[EXTRACTED ENTRIES Boundary: Start]

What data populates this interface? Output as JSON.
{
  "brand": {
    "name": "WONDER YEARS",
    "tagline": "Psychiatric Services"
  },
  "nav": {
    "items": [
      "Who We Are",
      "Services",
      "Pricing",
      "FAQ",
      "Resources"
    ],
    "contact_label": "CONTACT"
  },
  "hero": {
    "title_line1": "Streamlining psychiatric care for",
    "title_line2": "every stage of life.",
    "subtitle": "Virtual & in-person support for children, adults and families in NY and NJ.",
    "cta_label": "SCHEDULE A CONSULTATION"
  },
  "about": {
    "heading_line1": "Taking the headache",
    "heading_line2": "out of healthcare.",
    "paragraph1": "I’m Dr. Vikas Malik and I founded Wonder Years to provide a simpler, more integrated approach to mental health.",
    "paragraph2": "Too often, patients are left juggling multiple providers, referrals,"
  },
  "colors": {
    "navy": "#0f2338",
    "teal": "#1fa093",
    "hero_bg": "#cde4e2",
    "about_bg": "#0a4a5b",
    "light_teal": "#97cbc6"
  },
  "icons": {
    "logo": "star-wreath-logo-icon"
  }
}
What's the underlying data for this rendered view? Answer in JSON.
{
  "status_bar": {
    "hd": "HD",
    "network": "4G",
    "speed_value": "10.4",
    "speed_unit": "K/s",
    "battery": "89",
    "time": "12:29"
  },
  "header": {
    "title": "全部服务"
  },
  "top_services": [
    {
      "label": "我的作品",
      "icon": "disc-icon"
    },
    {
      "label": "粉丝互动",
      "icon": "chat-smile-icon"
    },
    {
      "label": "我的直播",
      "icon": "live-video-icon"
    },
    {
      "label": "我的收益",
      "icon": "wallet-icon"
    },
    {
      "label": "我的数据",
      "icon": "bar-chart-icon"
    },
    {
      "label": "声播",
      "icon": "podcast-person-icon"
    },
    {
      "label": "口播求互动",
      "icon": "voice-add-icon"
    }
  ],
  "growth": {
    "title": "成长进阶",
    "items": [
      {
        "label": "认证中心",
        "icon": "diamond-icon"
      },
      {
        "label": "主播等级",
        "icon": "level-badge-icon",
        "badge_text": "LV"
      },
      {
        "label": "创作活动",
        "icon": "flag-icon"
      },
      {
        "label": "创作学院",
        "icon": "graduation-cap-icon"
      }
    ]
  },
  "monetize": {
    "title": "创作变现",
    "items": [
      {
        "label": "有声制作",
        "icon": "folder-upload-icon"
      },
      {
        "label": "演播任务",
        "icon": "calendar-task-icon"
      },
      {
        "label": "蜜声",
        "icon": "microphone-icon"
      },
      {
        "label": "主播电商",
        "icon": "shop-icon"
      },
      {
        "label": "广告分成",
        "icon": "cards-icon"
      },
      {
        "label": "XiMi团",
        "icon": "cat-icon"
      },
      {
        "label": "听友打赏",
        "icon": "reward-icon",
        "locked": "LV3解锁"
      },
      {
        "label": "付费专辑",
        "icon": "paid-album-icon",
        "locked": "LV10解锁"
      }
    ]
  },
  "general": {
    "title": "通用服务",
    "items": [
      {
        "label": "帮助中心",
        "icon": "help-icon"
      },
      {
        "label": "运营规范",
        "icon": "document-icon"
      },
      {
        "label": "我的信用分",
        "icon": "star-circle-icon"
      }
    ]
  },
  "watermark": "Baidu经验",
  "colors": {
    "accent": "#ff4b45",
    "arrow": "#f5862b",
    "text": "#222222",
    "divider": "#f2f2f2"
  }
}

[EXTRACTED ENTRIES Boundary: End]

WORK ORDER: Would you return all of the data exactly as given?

ANSWER AREA:
What data populates this interface? Output as JSON.
{
  "brand": {
    "name": "WONDER YEARS",
    "tagline": "Psychiatric Services"
  },
  "nav": {
    "items": [
      "Who We Are",
      "Services",
      "Pricing",
      "FAQ",
      "Resources"
    ],
    "contact_label": "CONTACT"
  },
  "hero": {
    "title_line1": "Streamlining psychiatric care for",
    "title_line2": "every stage of life.",
    "subtitle": "Virtual & in-person support for children, adults and families in NY and NJ.",
    "cta_label": "SCHEDULE A CONSULTATION"
  },
  "about": {
    "heading_line1": "Taking the headache",
    "heading_line2": "out of healthcare.",
    "paragraph1": "I’m Dr. Vikas Malik and I founded Wonder Years to provide a simpler, more integrated approach to mental health.",
    "paragraph2": "Too often, patients are left juggling multiple providers, referrals,"
  },
  "colors": {
    "navy": "#0f2338",
    "teal": "#1fa093",
    "hero_bg": "#cde4e2",
    "about_bg": "#0a4a5b",
    "light_teal": "#97cbc6"
  },
  "icons": {
    "logo": "star-wreath-logo-icon"
  }
}
What's the underlying data for this rendered view? Answer in JSON.
{
  "status_bar": {
    "hd": "HD",
    "network": "4G",
    "speed_value": "10.4",
    "speed_unit": "K/s",
    "battery": "89",
    "time": "12:29"
  },
  "header": {
    "title": "全部服务"
  },
  "top_services": [
    {
      "label": "我的作品",
      "icon": "disc-icon"
    },
    {
      "label": "粉丝互动",
      "icon": "chat-smile-icon"
    },
    {
      "label": "我的直播",
      "icon": "live-video-icon"
    },
    {
      "label": "我的收益",
      "icon": "wallet-icon"
    },
    {
      "label": "我的数据",
      "icon": "bar-chart-icon"
    },
    {
      "label": "声播",
      "icon": "podcast-person-icon"
    },
    {
      "label": "口播求互动",
      "icon": "voice-add-icon"
    }
  ],
  "growth": {
    "title": "成长进阶",
    "items": [
      {
        "label": "认证中心",
        "icon": "diamond-icon"
      },
      {
        "label": "主播等级",
        "icon": "level-badge-icon",
        "badge_text": "LV"
      },
      {
        "label": "创作活动",
        "icon": "flag-icon"
      },
      {
        "label": "创作学院",
        "icon": "graduation-cap-icon"
      }
    ]
  },
  "monetize": {
    "title": "创作变现",
    "items": [
      {
        "label": "有声制作",
        "icon": "folder-upload-icon"
      },
      {
        "label": "演播任务",
        "icon": "calendar-task-icon"
      },
      {
        "label": "蜜声",
        "icon": "microphone-icon"
      },
      {
        "label": "主播电商",
        "icon": "shop-icon"
      },
      {
        "label": "广告分成",
        "icon": "cards-icon"
      },
      {
        "label": "XiMi团",
        "icon": "cat-icon"
      },
      {
        "label": "听友打赏",
        "icon": "reward-icon",
        "locked": "LV3解锁"
      },
      {
        "label": "付费专辑",
        "icon": "paid-album-icon",
        "locked": "LV10解锁"
      }
    ]
  },
  "general": {
    "title": "通用服务",
    "items": [
      {
        "label": "帮助中心",
        "icon": "help-icon"
      },
      {
        "label": "运营规范",
        "icon": "document-icon"
      },
      {
        "label": "我的信用分",
        "icon": "star-circle-icon"
      }
    ]
  },
  "watermark": "Baidu经验",
  "colors": {
    "accent": "#ff4b45",
    "arrow": "#f5862b",
    "text": "#222222",
    "divider": "#f2f2f2"
  }
}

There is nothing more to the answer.